By 2004, the consumer finance industry had largely been folded into the banking industry, and the finance arms of bank holding companies were making at least 12 percent of all mortgage loans with high interest rates, according to data reported by lenders under the Home Mortgage Disclosure Act.
And this is news, as far as I can tell. The Great Greenspan is calling for a consumer-protection agency. Or, well, sort of:
He said the administration’s plan to create a consumer protection agency was “probably the right decision.”
Salmon is right to say that Appelbaum’s story shows pretty convincingly that the Fed can’t handle consumer protection. That isn’t its primary job and it isn’t built to think like that. The Post (emphasis mine):
Throughout the lending boom, consumer advocates trooped regularly to the Fed’s monumental marble headquarters on Constitution Avenue to offer specific accounts of abuses in financial transactions. But what seemed powerful to advocates often was dismissed as anecdotal by regulators.
“The response we were getting from most of the governors and the staff was, ‘All you’re able to do is point to the stories of individual consumers, you’re not able to show the macroeconomic effect,’ ” said Patricia McCoy, a law professor at the University of Connecticut who served on the Fed’s consumer advisory council from 2002 to 2004. “That is a classic Fed mindset. If you cannot prove that it is a broad-based problem that threatens systemic consequences, then you will be dismissed.”

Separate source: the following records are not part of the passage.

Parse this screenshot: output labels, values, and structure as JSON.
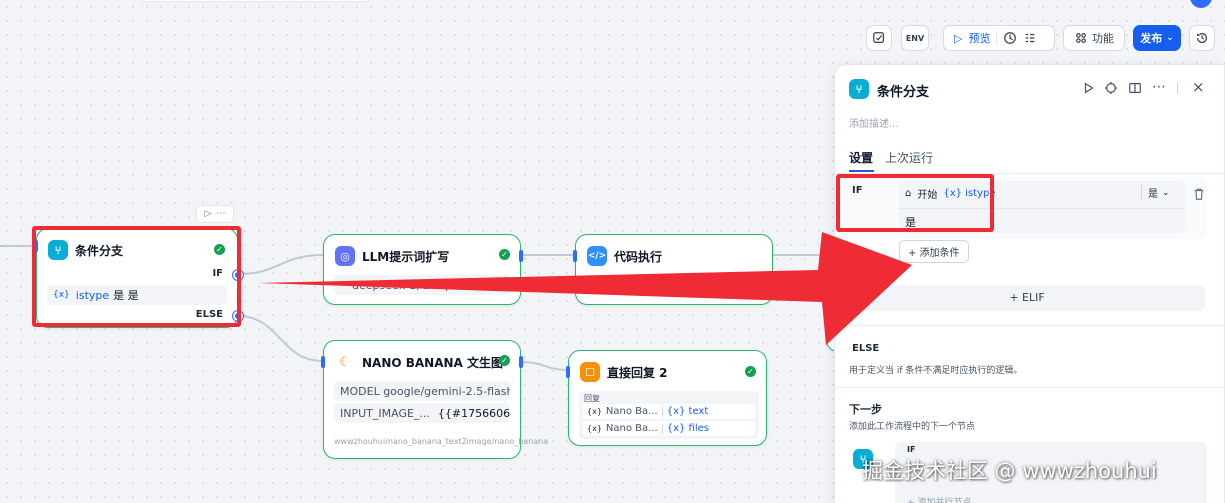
{
  "toolbar": {
    "preview_label": "预览",
    "features_label": "功能",
    "publish_label": "发布",
    "env_label": "ENV"
  },
  "canvas": {
    "if_node": {
      "title": "条件分支",
      "if_label": "IF",
      "else_label": "ELSE",
      "condition_var": "{x}",
      "condition_name": "istype",
      "condition_text": "是 是"
    },
    "llm_node": {
      "title": "LLM提示词扩写",
      "model_text": "deepseek-1, Deepse"
    },
    "code_node": {
      "title": "代码执行"
    },
    "nano_node": {
      "title": "NANO BANANA 文生图",
      "model_row": "MODEL google/gemini-2.5-flash-i...",
      "input_label": "INPUT_IMAGE_...",
      "input_value": "{{#1756606966...",
      "footer": "wwwzhouhui/nano_banana_text2image/nano_banana"
    },
    "reply_node": {
      "title": "直接回复 2",
      "section_label": "回复",
      "rows": [
        {
          "var_icon": "{x}",
          "node": "Nano Ba...",
          "var": "{x} text"
        },
        {
          "var_icon": "{x}",
          "node": "Nano Ba...",
          "var": "{x} files"
        }
      ]
    }
  },
  "panel": {
    "title": "条件分支",
    "description_placeholder": "添加描述...",
    "tabs": [
      "设置",
      "上次运行"
    ],
    "if_label": "IF",
    "condition": {
      "source": "开始",
      "var": "{x} istype",
      "operator": "是",
      "value": "是"
    },
    "add_condition": "+ 添加条件",
    "elif_button": "+ ELIF",
    "else_title": "ELSE",
    "else_desc": "用于定义当 if 条件不满足时应执行的逻辑。",
    "next_title": "下一步",
    "next_desc": "添加此工作流程中的下一个节点",
    "next_branch_label": "IF",
    "add_parallel": "+ 添加并行节点"
  },
  "watermark": "掘金技术社区 @ wwwzhouhui",
  "colors": {
    "accent": "#155eef",
    "success": "#12a150",
    "annotation_red": "#ef2b35"
  }
}
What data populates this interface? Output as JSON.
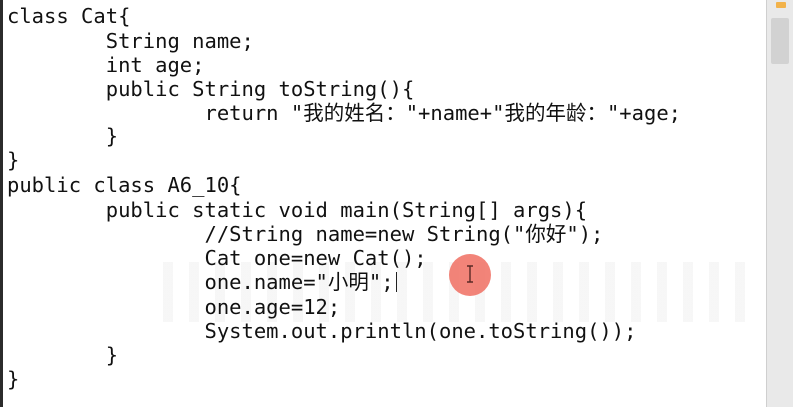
{
  "editor": {
    "lines": [
      "class Cat{",
      "        String name;",
      "        int age;",
      "        public String toString(){",
      "                return \"我的姓名：\"+name+\"我的年龄：\"+age;",
      "        }",
      "}",
      "public class A6_10{",
      "        public static void main(String[] args){",
      "                //String name=new String(\"你好\");",
      "                Cat one=new Cat();",
      "                one.name=\"小明\";",
      "                one.age=12;",
      "                System.out.println(one.toString());",
      "        }",
      "}"
    ],
    "caret_line_index": 11
  },
  "colors": {
    "background": "#ffffff",
    "text": "#111111",
    "cursor_highlight": "#ef695c",
    "scroll_marker": "#f2b24a",
    "scrollbar_track": "#e9e9e9"
  },
  "icons": {
    "mouse_cursor": "ibeam-cursor-icon",
    "cursor_highlight": "click-highlight-circle"
  }
}
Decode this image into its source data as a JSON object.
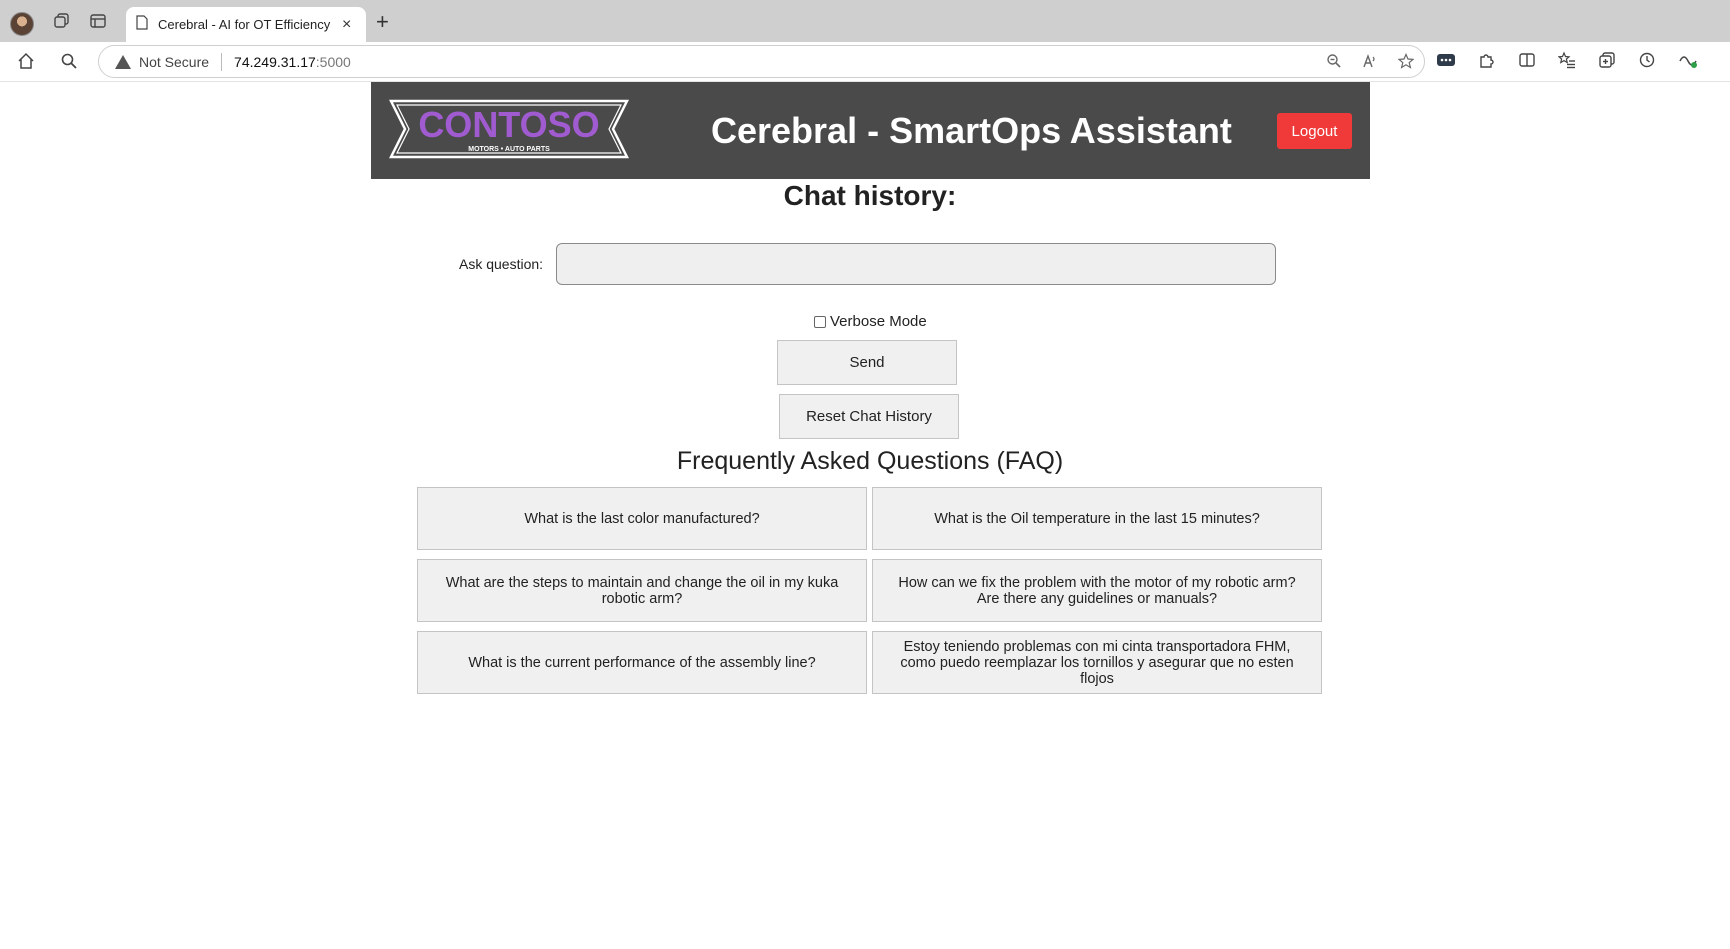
{
  "browser": {
    "tab_title": "Cerebral - AI for OT Efficiency",
    "tab_close": "×",
    "new_tab": "+",
    "not_secure": "Not Secure",
    "url_host": "74.249.31.17",
    "url_port": ":5000"
  },
  "header": {
    "logo_name": "CONTOSO",
    "logo_tagline": "MOTORS • AUTO PARTS",
    "title": "Cerebral - SmartOps Assistant",
    "logout_label": "Logout",
    "bg_color": "#4a4a4a",
    "logout_color": "#f03a3a",
    "logo_color": "#9b4fc9"
  },
  "chat": {
    "history_label": "Chat history:",
    "ask_label": "Ask question:",
    "input_value": "",
    "verbose_label": "Verbose Mode",
    "verbose_checked": false,
    "send_label": "Send",
    "reset_label": "Reset Chat History"
  },
  "faq": {
    "title": "Frequently Asked Questions (FAQ)",
    "items": [
      "What is the last color manufactured?",
      "What is the Oil temperature in the last 15 minutes?",
      "What are the steps to maintain and change the oil in my kuka robotic arm?",
      "How can we fix the problem with the motor of my robotic arm? Are there any guidelines or manuals?",
      "What is the current performance of the assembly line?",
      "Estoy teniendo problemas con mi cinta transportadora FHM, como puedo reemplazar los tornillos y asegurar que no esten flojos"
    ]
  }
}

As the anecdotes piled up, so did the frustration of advocates. By refusing to conduct examinations of lending affiliates — by refusing to look systematically — the Fed was basically preventing itself from finding systemic problems.